[[ RECORDS SUPPLIED open ]]
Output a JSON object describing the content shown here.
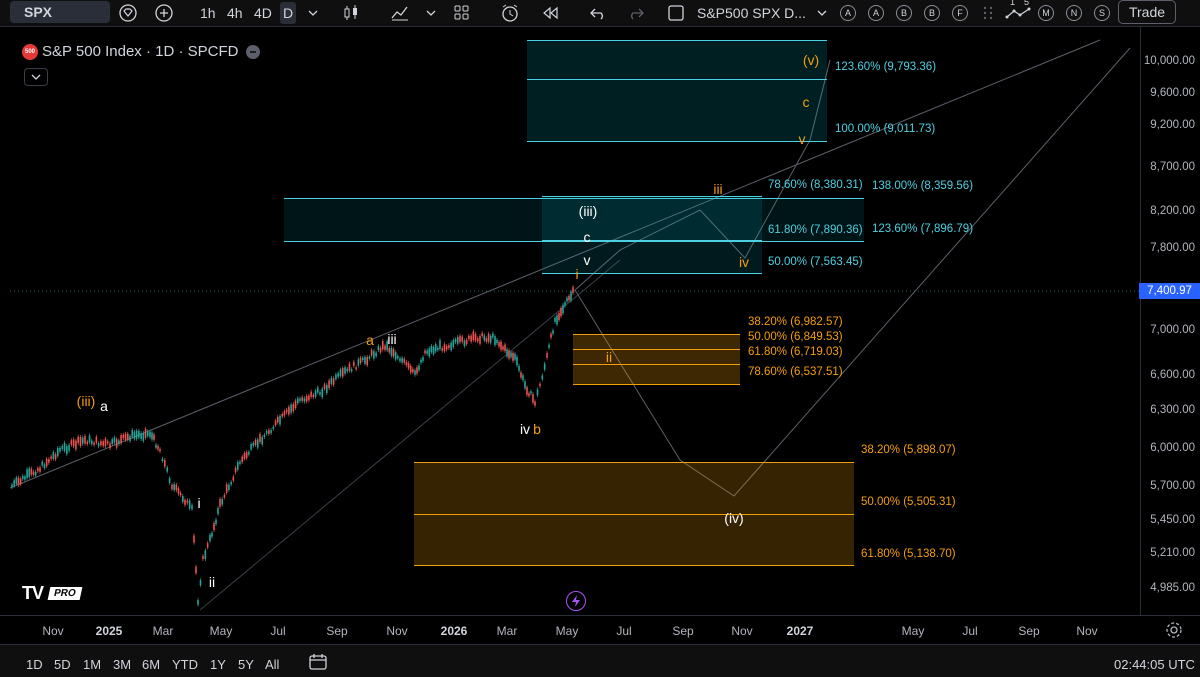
{
  "toolbar": {
    "symbol": "SPX",
    "timeframes": [
      "1h",
      "4h",
      "4D",
      "D"
    ],
    "compare_label": "S&P500 SPX D...",
    "alerts": [
      "A",
      "A",
      "B",
      "B",
      "F"
    ],
    "right_circles": [
      "M",
      "N",
      "S"
    ],
    "indicator_count": "1",
    "indicator_count2": "5",
    "trade_label": "Trade"
  },
  "legend": {
    "badge": "500",
    "title": "S&P 500 Index · 1D · SPCFD"
  },
  "price_axis": {
    "labels": [
      "10,000.00",
      "9,600.00",
      "9,200.00",
      "8,700.00",
      "8,200.00",
      "7,800.00",
      "7,400.97",
      "7,000.00",
      "6,600.00",
      "6,300.00",
      "6,000.00",
      "5,700.00",
      "5,450.00",
      "5,210.00",
      "4,985.00"
    ],
    "current_price": "7,400.97"
  },
  "time_axis": {
    "labels": [
      {
        "t": "Nov",
        "bold": false
      },
      {
        "t": "2025",
        "bold": true
      },
      {
        "t": "Mar",
        "bold": false
      },
      {
        "t": "May",
        "bold": false
      },
      {
        "t": "Jul",
        "bold": false
      },
      {
        "t": "Sep",
        "bold": false
      },
      {
        "t": "Nov",
        "bold": false
      },
      {
        "t": "2026",
        "bold": true
      },
      {
        "t": "Mar",
        "bold": false
      },
      {
        "t": "May",
        "bold": false
      },
      {
        "t": "Jul",
        "bold": false
      },
      {
        "t": "Sep",
        "bold": false
      },
      {
        "t": "Nov",
        "bold": false
      },
      {
        "t": "2027",
        "bold": true
      },
      {
        "t": "May",
        "bold": false
      },
      {
        "t": "Jul",
        "bold": false
      },
      {
        "t": "Sep",
        "bold": false
      },
      {
        "t": "Nov",
        "bold": false
      }
    ]
  },
  "bottom_bar": {
    "ranges": [
      "1D",
      "5D",
      "1M",
      "3M",
      "6M",
      "YTD",
      "1Y",
      "5Y",
      "All"
    ],
    "clock": "02:44:05 UTC"
  },
  "fib_levels": {
    "upper_cyan": [
      "123.60% (9,793.36)",
      "100.00% (9,011.73)"
    ],
    "mid_cyan_left": [
      "78.60% (8,380.31)",
      "61.80% (7,890.36)",
      "50.00% (7,563.45)"
    ],
    "mid_cyan_right": [
      "138.00% (8,359.56)",
      "123.60% (7,896.79)"
    ],
    "orange_small": [
      "38.20% (6,982.57)",
      "50.00% (6,849.53)",
      "61.80% (6,719.03)",
      "78.60% (6,537.51)"
    ],
    "orange_big": [
      "38.20% (5,898.07)",
      "50.00% (5,505.31)",
      "61.80% (5,138.70)"
    ]
  },
  "wave_labels": {
    "iiia": "(iii)",
    "a_small": "a",
    "i1": "i",
    "ii1": "ii",
    "a2": "a",
    "iii2": "iii",
    "iv": "iv",
    "b": "b",
    "iii_paren": "(iii)",
    "c1": "c",
    "v1": "v",
    "i_orange": "i",
    "ii_orange": "ii",
    "iii_orange": "iii",
    "iv_orange": "iv",
    "v_paren": "(v)",
    "c_orange": "c",
    "v_orange": "v",
    "iv_paren": "(iv)"
  },
  "watermark": {
    "brand": "TV",
    "tier": "PRO"
  },
  "colors": {
    "cyan": "#4dd0e1",
    "orange": "#f59e0b",
    "up": "#26a69a",
    "down": "#ef5350",
    "price_tag": "#2962ff"
  }
}
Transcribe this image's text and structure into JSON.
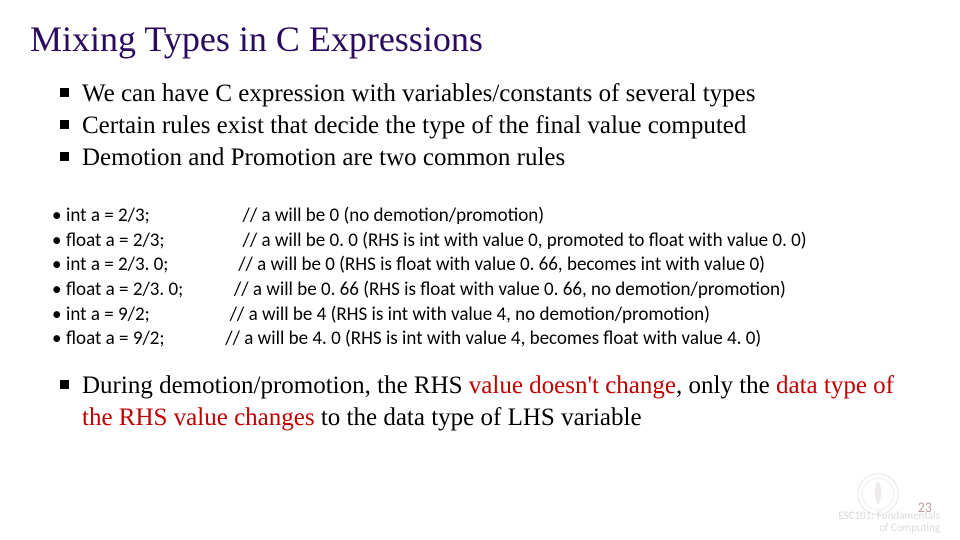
{
  "title": "Mixing Types in C Expressions",
  "intro": [
    "We can have C expression with variables/constants of several types",
    "Certain rules exist that decide the type of the final value computed",
    "Demotion and Promotion are two common rules"
  ],
  "examples": [
    {
      "decl": "int a = 2/3;",
      "comment": "// a will be 0 (no demotion/promotion)"
    },
    {
      "decl": "float a = 2/3;",
      "comment": "// a will be 0. 0 (RHS is int with value 0, promoted to float with value 0. 0)"
    },
    {
      "decl": "int a = 2/3. 0;",
      "comment": "// a will be 0 (RHS is float with value 0. 66, becomes int with value 0)"
    },
    {
      "decl": "float a = 2/3. 0;",
      "comment": "// a will be 0. 66 (RHS is float with value 0. 66, no demotion/promotion)"
    },
    {
      "decl": "int a = 9/2;",
      "comment": "// a will be 4 (RHS is int with value 4, no demotion/promotion)"
    },
    {
      "decl": "float a = 9/2;",
      "comment": "// a will be 4. 0 (RHS is int with value 4, becomes float with value 4. 0)"
    }
  ],
  "note_parts": {
    "p1": "During demotion/promotion, the RHS ",
    "p2": "value doesn't change",
    "p3": ", only the ",
    "p4": "data type of the RHS value changes ",
    "p5": "to the data type of LHS variable"
  },
  "page_number": "23",
  "footer_l1": "ESC101: Fundamentals",
  "footer_l2": "of Computing"
}
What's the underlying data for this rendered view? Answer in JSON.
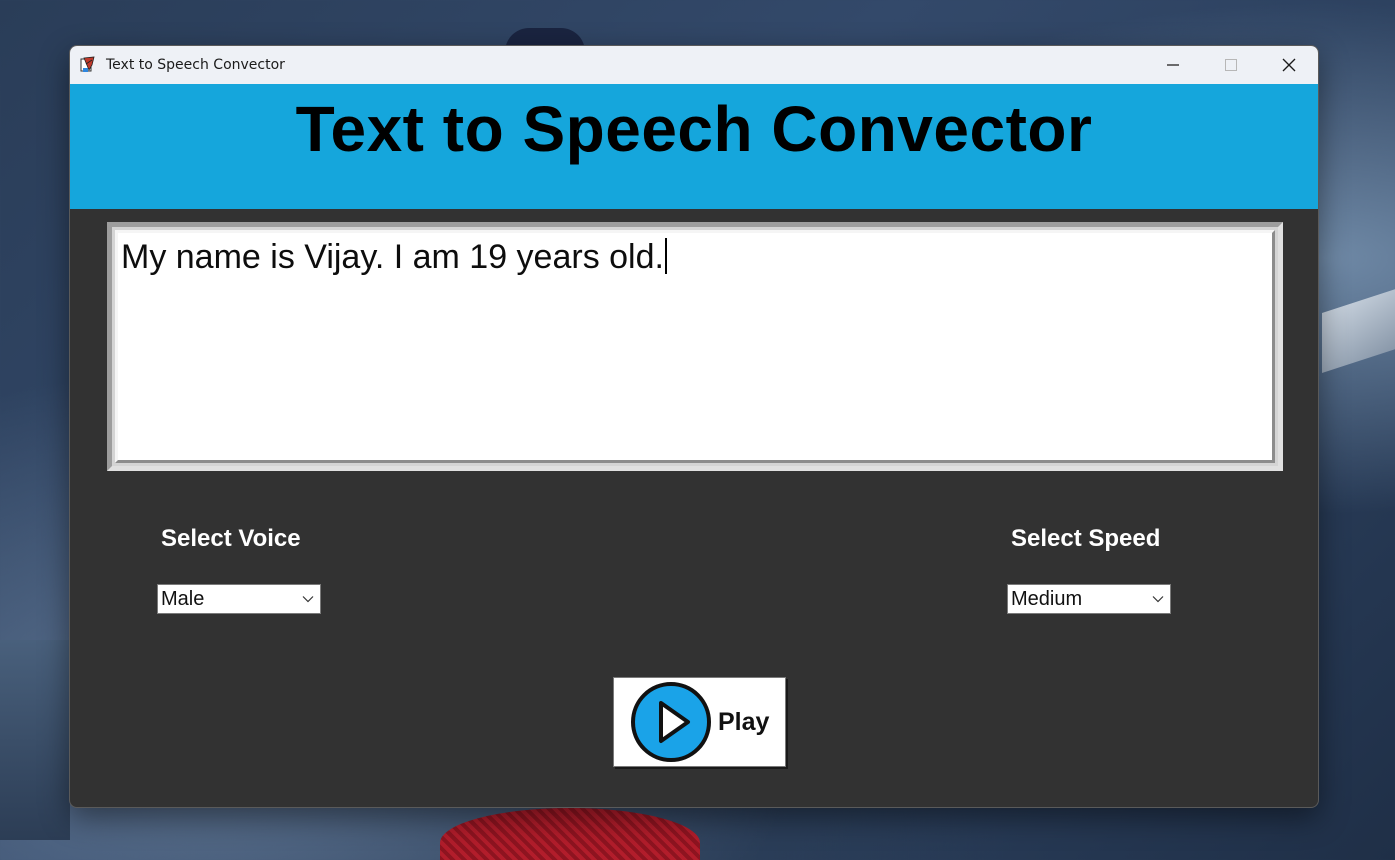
{
  "window": {
    "title": "Text to Speech Convector",
    "controls": {
      "minimize": "—",
      "maximize": "□",
      "close": "✕"
    }
  },
  "header": {
    "title": "Text to Speech Convector",
    "background_color": "#15a6dc"
  },
  "text_input": {
    "value": "My name is Vijay. I am 19 years old."
  },
  "voice": {
    "label": "Select Voice",
    "selected": "Male"
  },
  "speed": {
    "label": "Select Speed",
    "selected": "Medium"
  },
  "play_button": {
    "label": "Play",
    "icon": "play-circle-icon",
    "icon_color": "#1aa3e8"
  },
  "colors": {
    "panel_background": "#323232",
    "label_text": "#ffffff"
  }
}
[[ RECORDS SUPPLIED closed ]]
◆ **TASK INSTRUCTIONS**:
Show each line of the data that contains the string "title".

◆ **SOLUTION TO THE PROBLEM**:
    "title": "S&P 500 Index · 1D · SPCFD"
  "title": "Mixing Types in C Expressions",
    "title": "Text to Speech Convector",
    "title": "Text to Speech Convector",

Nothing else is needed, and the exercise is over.